About Prehypertension

What is PreHypertension?

Prehypertension was defined by the JNC VII report as systolic blood pressure: 120 to 139 mm Hg and diastolic blood pressure 85 to 89 mm Hg. The ESH/ISH guidelines define prehypertension as borderline blood pressure values and refer to them as high normal blood pressure values. Since blood pressure levels vary with every measurement, it is not always easy to diagnose it. It is clear that we are dealing not with a threshold phenomenon but with a continuum from normotension, prehypertension to hypertension. This transition is gradual and progresses with age and changing life habits.  It is accompanied by progressive increase of risk factor severity. The extent of additional risk, imposed by prehypertension depends upon clustering of cardiovascular risk factors and upon the presence of additional end organ damage in the cardiovascular system..

What are the symptoms of PreHypertension?

Prehypertension, like most cases of hypertension is asymptomatic. The diagnosis will be made only if blood pressure is measured. If prehypertension is diagnosed-follow-up and non-pharmacologic measures are recommended.

Who gets PreHypertension?

Most people will eventually join the “prehypertension club”. Since blood pressure rises with aging, most people will reach values that will introduce them into the “club”. Additional risk factors will have an effect like- life habits, physical activity, alcohol drinking, smoking, stress and weight excess. Those should be approached too before pharmacological treatment will be considered in specific subgroups of patients.

How is PreHypertension diagnosed?

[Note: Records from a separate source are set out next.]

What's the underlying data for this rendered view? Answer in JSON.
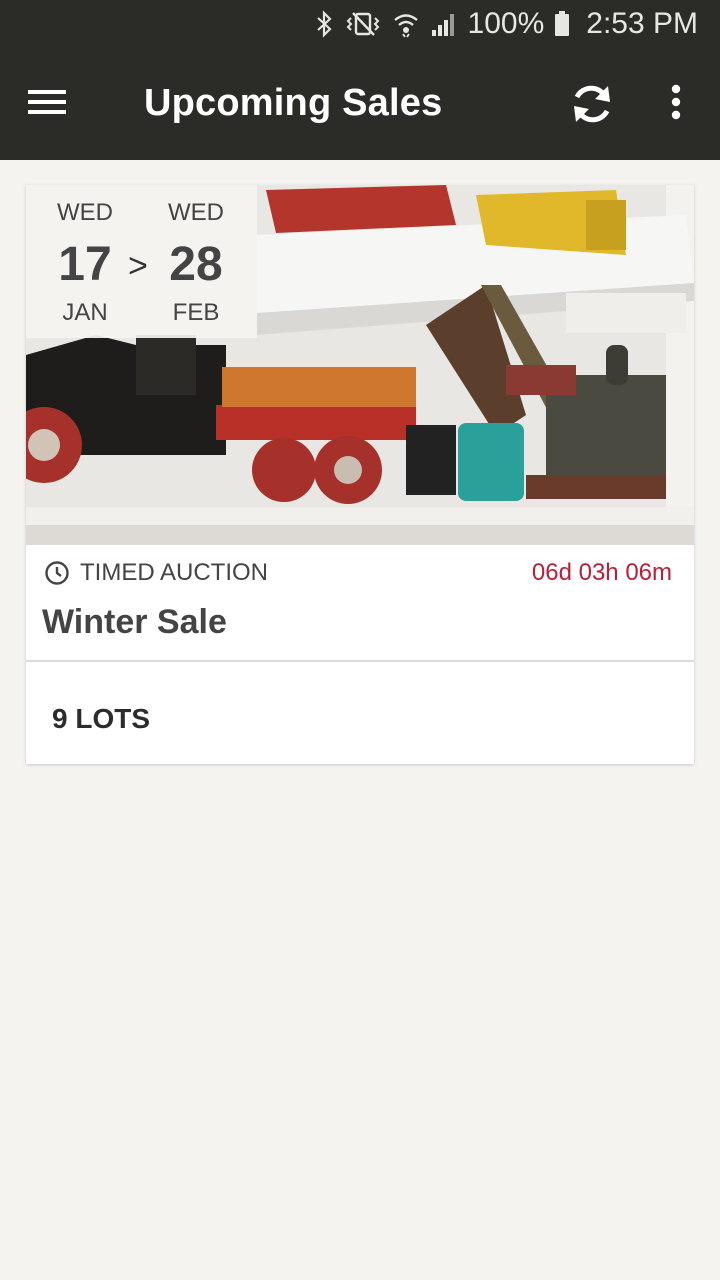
{
  "status_bar": {
    "battery": "100%",
    "time": "2:53 PM",
    "icons": [
      "bluetooth-icon",
      "vibrate-icon",
      "wifi-icon",
      "signal-icon",
      "battery-icon"
    ]
  },
  "app_bar": {
    "title": "Upcoming Sales",
    "icons": [
      "menu-icon",
      "refresh-icon",
      "more-vert-icon"
    ]
  },
  "sales": [
    {
      "start": {
        "dow": "WED",
        "day": "17",
        "month": "JAN"
      },
      "separator": ">",
      "end": {
        "dow": "WED",
        "day": "28",
        "month": "FEB"
      },
      "type": "TIMED AUCTION",
      "countdown": "06d 03h 06m",
      "title": "Winter Sale",
      "lots": "9 LOTS"
    }
  ],
  "colors": {
    "bar_background": "#2b2b27",
    "page_background": "#f4f3f0",
    "countdown_red": "#b8203a"
  }
}
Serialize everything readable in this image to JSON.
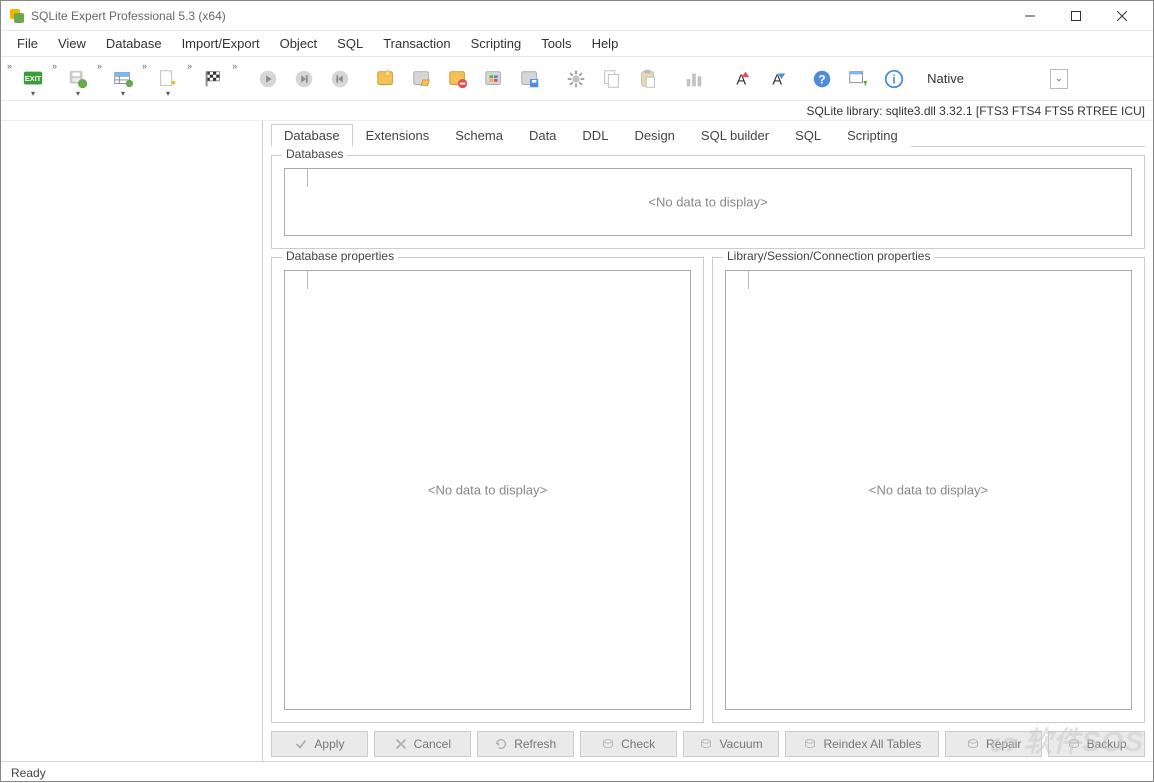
{
  "window": {
    "title": "SQLite Expert Professional 5.3 (x64)"
  },
  "menu": {
    "items": [
      "File",
      "View",
      "Database",
      "Import/Export",
      "Object",
      "SQL",
      "Transaction",
      "Scripting",
      "Tools",
      "Help"
    ]
  },
  "toolbar": {
    "native_label": "Native"
  },
  "infoline": "SQLite library: sqlite3.dll 3.32.1 [FTS3 FTS4 FTS5 RTREE ICU]",
  "tabs": {
    "items": [
      "Database",
      "Extensions",
      "Schema",
      "Data",
      "DDL",
      "Design",
      "SQL builder",
      "SQL",
      "Scripting"
    ],
    "active": 0
  },
  "panels": {
    "databases_legend": "Databases",
    "db_props_legend": "Database properties",
    "lib_props_legend": "Library/Session/Connection properties",
    "nodata": "<No data to display>"
  },
  "buttons": {
    "apply": "Apply",
    "cancel": "Cancel",
    "refresh": "Refresh",
    "check": "Check",
    "vacuum": "Vacuum",
    "reindex": "Reindex All Tables",
    "repair": "Repair",
    "backup": "Backup"
  },
  "status": {
    "text": "Ready"
  },
  "watermark": "软件SOS"
}
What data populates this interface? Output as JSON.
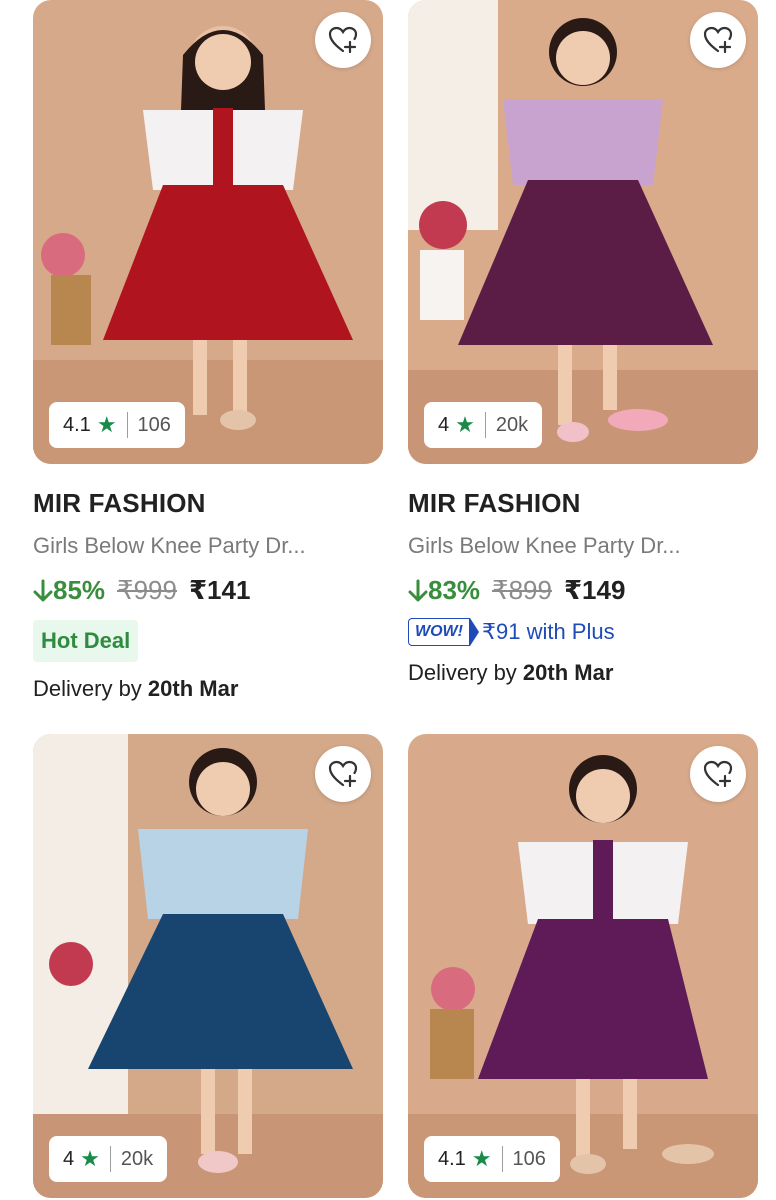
{
  "products": [
    {
      "brand": "MIR FASHION",
      "title": "Girls Below Knee Party Dr...",
      "rating": "4.1",
      "rating_count": "106",
      "discount": "85%",
      "mrp": "₹999",
      "price": "₹141",
      "badge": "Hot Deal",
      "delivery_prefix": "Delivery by ",
      "delivery_date": "20th Mar",
      "colors": {
        "dress": "#b0151f",
        "top": "#f4f1f2",
        "bg": "#d7a98b"
      }
    },
    {
      "brand": "MIR FASHION",
      "title": "Girls Below Knee Party Dr...",
      "rating": "4",
      "rating_count": "20k",
      "discount": "83%",
      "mrp": "₹899",
      "price": "₹149",
      "plus_badge": "WOW!",
      "plus_text": "₹91 with Plus",
      "delivery_prefix": "Delivery by ",
      "delivery_date": "20th Mar",
      "colors": {
        "dress": "#5b1d46",
        "top": "#c9a3cf",
        "bg": "#d9ab8b"
      }
    },
    {
      "rating": "4",
      "rating_count": "20k",
      "colors": {
        "dress": "#17456f",
        "top": "#b9d3e6",
        "bg": "#d3a98a"
      }
    },
    {
      "rating": "4.1",
      "rating_count": "106",
      "colors": {
        "dress": "#5f1b58",
        "top": "#f4f1f3",
        "bg": "#d8aa8b"
      }
    }
  ],
  "icons": {
    "wishlist": "heart-plus-icon",
    "star": "star-icon",
    "discount_arrow": "arrow-down-icon"
  }
}
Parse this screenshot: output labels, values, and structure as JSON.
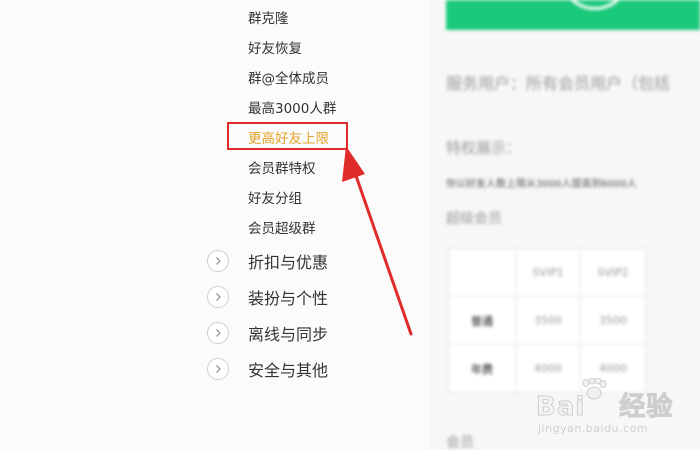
{
  "sidebar": {
    "sub_items": [
      {
        "label": "群克隆"
      },
      {
        "label": "好友恢复"
      },
      {
        "label": "群@全体成员"
      },
      {
        "label": "最高3000人群"
      },
      {
        "label": "更高好友上限"
      },
      {
        "label": "会员群特权"
      },
      {
        "label": "好友分组"
      },
      {
        "label": "会员超级群"
      }
    ],
    "active_index": 4,
    "sections": [
      {
        "label": "折扣与优惠",
        "icon": "chevron-right-icon"
      },
      {
        "label": "装扮与个性",
        "icon": "chevron-right-icon"
      },
      {
        "label": "离线与同步",
        "icon": "chevron-right-icon"
      },
      {
        "label": "安全与其他",
        "icon": "chevron-right-icon"
      }
    ]
  },
  "content": {
    "service_users": "服务用户：所有会员用户（包括",
    "privilege_title": "特权展示：",
    "privilege_desc": "你以好友人数上限从3000人提高到6000人",
    "member_label": "超级会员",
    "table": {
      "headers": [
        "",
        "SVIP1",
        "SVIP2"
      ],
      "rows": [
        [
          "普通",
          "3500",
          "3500"
        ],
        [
          "年费",
          "4000",
          "4000"
        ]
      ]
    },
    "bottom_label": "会员"
  },
  "watermark": {
    "brand_left": "Bai",
    "brand_right": "经验",
    "url": "jingyan.baidu.com"
  },
  "colors": {
    "active_item": "#e3a32a",
    "highlight_border": "#e02b2b",
    "annotation_arrow": "#e02b2b",
    "banner": "#1bc97a"
  }
}
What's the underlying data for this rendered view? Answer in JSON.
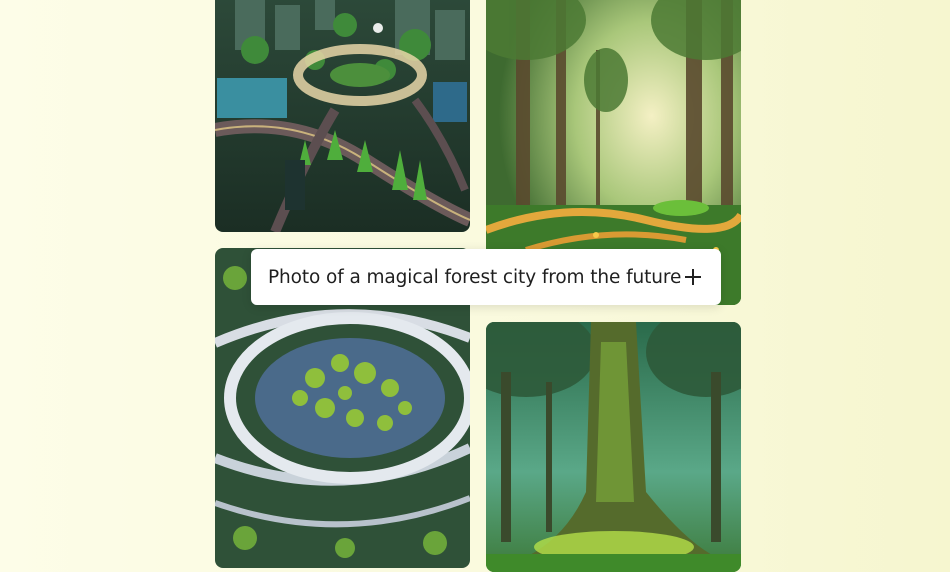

The only way to diagnose prehypertension is to measure blood pressure. The condition is totally asymptomatic and painless. Specific high risk groups should be evaluated like subjects with family history of cardiovascular risk factors, history of end organ damage and cardiovascular events – those are at higher risk and should be evaluated.

What are the treatments for PreHypertension?

The most important approach to treat prehypertension is to think. Many patients will not necessitate medical treatment and in many- changing life habits will suffice. However, in patients with end organ damage, even if asymptomatic, or after an event like MI, stroke etc., treatment will be considered and in many cases started.

What kind of doctors treat PreHypertension?

Prehypertension is and should be treated by physicians from all disciplines. The major bulk of physicians that treat prehypertension are Family Physicians, but also Cardiologists, Nephrologists, Endocrinologists, Neurologists, Specialists in Internal Medicine and practically Physicians in all specialties. Since prehypertension is so prevalent (more prevalent that the number of patients with hypertension), physicians in all disciplines of medicine should be acquainted with the phenomenon and state of the art approach.